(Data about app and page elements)
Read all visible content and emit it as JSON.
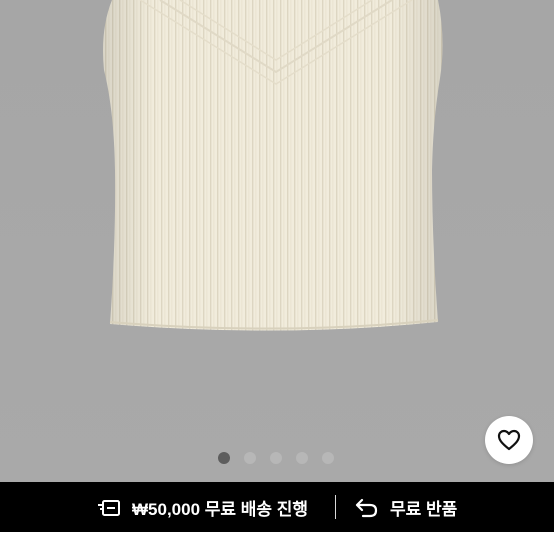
{
  "product": {
    "image_alt": "Cream ribbed knit sleeveless top",
    "image_count": 5,
    "active_image": 1
  },
  "carousel": {
    "dots": [
      "1",
      "2",
      "3",
      "4",
      "5"
    ]
  },
  "favorite": {
    "icon": "heart-icon"
  },
  "shipping_bar": {
    "free_shipping_label": "₩50,000 무료 배송 진행",
    "free_shipping_icon": "delivery-icon",
    "free_return_label": "무료 반품",
    "free_return_icon": "return-arrow-icon"
  },
  "colors": {
    "background": "#a7a7a7",
    "garment": "#f1ecdc",
    "bar": "#000000",
    "dot_active": "#5d5d5d",
    "dot_inactive": "#b7b7b7"
  }
}
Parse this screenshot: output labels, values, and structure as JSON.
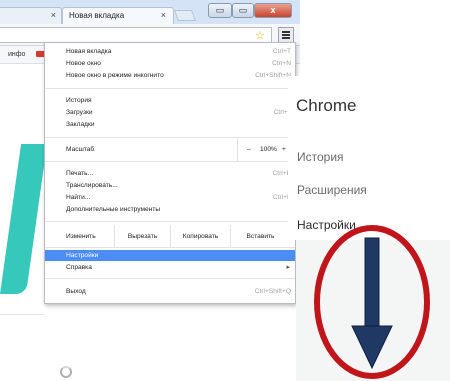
{
  "browser": {
    "tabs": [
      {
        "label": ""
      },
      {
        "label": "Новая вкладка"
      }
    ],
    "tab_close_glyph": "×",
    "bookmark_fragment": "инфо",
    "window_buttons": {
      "minimize": "▭",
      "maximize": "▭",
      "close": "x"
    }
  },
  "menu": {
    "group1": [
      {
        "label": "Новая вкладка",
        "shortcut": "Ctrl+T"
      },
      {
        "label": "Новое окно",
        "shortcut": "Ctrl+N"
      },
      {
        "label": "Новое окно в режиме инкогнито",
        "shortcut": "Ctrl+Shift+N"
      }
    ],
    "group2": [
      {
        "label": "История",
        "shortcut": ""
      },
      {
        "label": "Загрузки",
        "shortcut": "Ctrl+J"
      },
      {
        "label": "Закладки",
        "shortcut": ""
      }
    ],
    "zoom": {
      "label": "Масштаб",
      "minus": "–",
      "value": "100%",
      "plus": "+"
    },
    "group3": [
      {
        "label": "Печать...",
        "shortcut": "Ctrl+P"
      },
      {
        "label": "Транслировать...",
        "shortcut": ""
      },
      {
        "label": "Найти...",
        "shortcut": "Ctrl+F"
      },
      {
        "label": "Дополнительные инструменты",
        "shortcut": ""
      }
    ],
    "edit": {
      "label": "Изменить",
      "cut": "Вырезать",
      "copy": "Копировать",
      "paste": "Вставить"
    },
    "settings": {
      "label": "Настройки"
    },
    "help": {
      "label": "Справка"
    },
    "exit": {
      "label": "Выход",
      "shortcut": "Ctrl+Shift+Q"
    }
  },
  "settings_panel": {
    "title": "Chrome",
    "items": [
      {
        "label": "История"
      },
      {
        "label": "Расширения"
      },
      {
        "label": "Настройки"
      }
    ]
  },
  "annotation": {
    "circle_color": "#c0151b",
    "arrow_color": "#1f3864"
  }
}
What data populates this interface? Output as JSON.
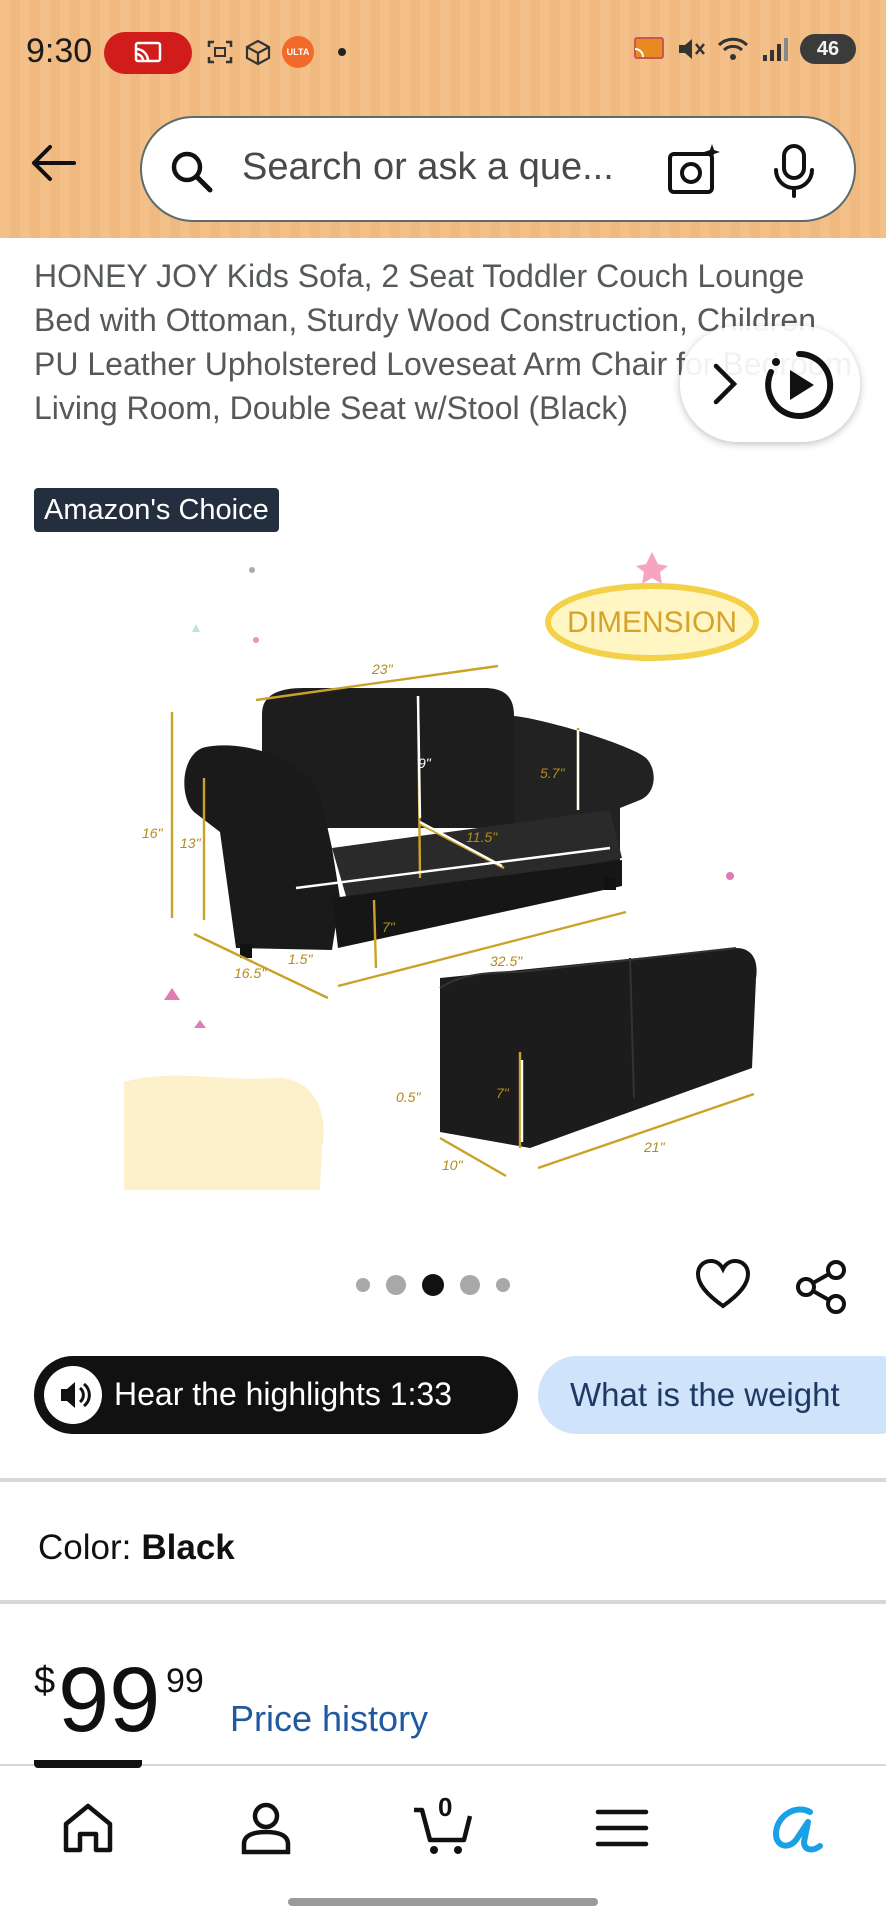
{
  "status_bar": {
    "time": "9:30",
    "battery": "46",
    "ulta_label": "ULTA"
  },
  "search": {
    "placeholder": "Search or ask a que..."
  },
  "product": {
    "title": "HONEY JOY Kids Sofa, 2 Seat Toddler Couch Lounge Bed with Ottoman, Sturdy Wood Construction, Children PU Leather Upholstered Loveseat Arm Chair for Bedroom Living Room, Double Seat w/Stool (Black)",
    "badge": "Amazon's Choice",
    "image_label": "DIMENSION",
    "dimensions": {
      "width": "23\"",
      "back_height": "9\"",
      "arm_height": "5.7\"",
      "seat_depth": "11.5\"",
      "total_height": "16\"",
      "arm_total": "13\"",
      "seat_height": "7\"",
      "depth": "16.5\"",
      "leg": "1.5\"",
      "length": "32.5\"",
      "ottoman_height": "7\"",
      "ottoman_leg": "0.5\"",
      "ottoman_depth": "10\"",
      "ottoman_length": "21\""
    },
    "carousel": {
      "count": 5,
      "active_index": 2
    }
  },
  "highlights": {
    "hear_label": "Hear the highlights 1:33",
    "question_label": "What is the weight"
  },
  "color": {
    "label": "Color:",
    "value": "Black"
  },
  "price": {
    "symbol": "$",
    "whole": "99",
    "fraction": "99",
    "history_label": "Price history"
  },
  "bottom_nav": {
    "cart_count": "0",
    "items": [
      "home-icon",
      "account-icon",
      "cart-icon",
      "menu-icon",
      "rufus-icon"
    ]
  },
  "colors": {
    "header_bg": "#f3c089",
    "badge_bg": "#232f3e",
    "link": "#1f5a9e",
    "question_pill": "#cfe4fa",
    "cast_red": "#d11c1c",
    "rufus_blue": "#1aa0e6"
  }
}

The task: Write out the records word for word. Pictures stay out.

Task answer:
Read all visible content and emit it as JSON.
{
  "product": {
    "image_alt": "Cream ribbed knit sleeveless top",
    "image_count": 5,
    "active_image": 1
  },
  "carousel": {
    "dots": [
      "1",
      "2",
      "3",
      "4",
      "5"
    ]
  },
  "favorite": {
    "icon": "heart-icon"
  },
  "shipping_bar": {
    "free_shipping_label": "₩50,000 무료 배송 진행",
    "free_shipping_icon": "delivery-icon",
    "free_return_label": "무료 반품",
    "free_return_icon": "return-arrow-icon"
  },
  "colors": {
    "background": "#a7a7a7",
    "garment": "#f1ecdc",
    "bar": "#000000",
    "dot_active": "#5d5d5d",
    "dot_inactive": "#b7b7b7"
  }
}
Parse this screenshot: output labels, values, and structure as JSON.
{
  "browser": {
    "tabs": [
      {
        "label": ""
      },
      {
        "label": "Новая вкладка"
      }
    ],
    "tab_close_glyph": "×",
    "bookmark_fragment": "инфо",
    "window_buttons": {
      "minimize": "▭",
      "maximize": "▭",
      "close": "x"
    }
  },
  "menu": {
    "group1": [
      {
        "label": "Новая вкладка",
        "shortcut": "Ctrl+T"
      },
      {
        "label": "Новое окно",
        "shortcut": "Ctrl+N"
      },
      {
        "label": "Новое окно в режиме инкогнито",
        "shortcut": "Ctrl+Shift+N"
      }
    ],
    "group2": [
      {
        "label": "История",
        "shortcut": ""
      },
      {
        "label": "Загрузки",
        "shortcut": "Ctrl+J"
      },
      {
        "label": "Закладки",
        "shortcut": ""
      }
    ],
    "zoom": {
      "label": "Масштаб",
      "minus": "–",
      "value": "100%",
      "plus": "+"
    },
    "group3": [
      {
        "label": "Печать...",
        "shortcut": "Ctrl+P"
      },
      {
        "label": "Транслировать...",
        "shortcut": ""
      },
      {
        "label": "Найти...",
        "shortcut": "Ctrl+F"
      },
      {
        "label": "Дополнительные инструменты",
        "shortcut": ""
      }
    ],
    "edit": {
      "label": "Изменить",
      "cut": "Вырезать",
      "copy": "Копировать",
      "paste": "Вставить"
    },
    "settings": {
      "label": "Настройки"
    },
    "help": {
      "label": "Справка"
    },
    "exit": {
      "label": "Выход",
      "shortcut": "Ctrl+Shift+Q"
    }
  },
  "settings_panel": {
    "title": "Chrome",
    "items": [
      {
        "label": "История"
      },
      {
        "label": "Расширения"
      },
      {
        "label": "Настройки"
      }
    ]
  },
  "annotation": {
    "circle_color": "#c0151b",
    "arrow_color": "#1f3864"
  }
}
What data populates this interface? Output as JSON.
{
  "status_bar": {
    "time": "9:30",
    "battery": "46",
    "ulta_label": "ULTA"
  },
  "search": {
    "placeholder": "Search or ask a que..."
  },
  "product": {
    "title": "HONEY JOY Kids Sofa, 2 Seat Toddler Couch Lounge Bed with Ottoman, Sturdy Wood Construction, Children PU Leather Upholstered Loveseat Arm Chair for Bedroom Living Room, Double Seat w/Stool (Black)",
    "badge": "Amazon's Choice",
    "image_label": "DIMENSION",
    "dimensions": {
      "width": "23\"",
      "back_height": "9\"",
      "arm_height": "5.7\"",
      "seat_depth": "11.5\"",
      "total_height": "16\"",
      "arm_total": "13\"",
      "seat_height": "7\"",
      "depth": "16.5\"",
      "leg": "1.5\"",
      "length": "32.5\"",
      "ottoman_height": "7\"",
      "ottoman_leg": "0.5\"",
      "ottoman_depth": "10\"",
      "ottoman_length": "21\""
    },
    "carousel": {
      "count": 5,
      "active_index": 2
    }
  },
  "highlights": {
    "hear_label": "Hear the highlights 1:33",
    "question_label": "What is the weight"
  },
  "color": {
    "label": "Color:",
    "value": "Black"
  },
  "price": {
    "symbol": "$",
    "whole": "99",
    "fraction": "99",
    "history_label": "Price history"
  },
  "bottom_nav": {
    "cart_count": "0",
    "items": [
      "home-icon",
      "account-icon",
      "cart-icon",
      "menu-icon",
      "rufus-icon"
    ]
  },
  "colors": {
    "header_bg": "#f3c089",
    "badge_bg": "#232f3e",
    "link": "#1f5a9e",
    "question_pill": "#cfe4fa",
    "cast_red": "#d11c1c",
    "rufus_blue": "#1aa0e6"
  }
}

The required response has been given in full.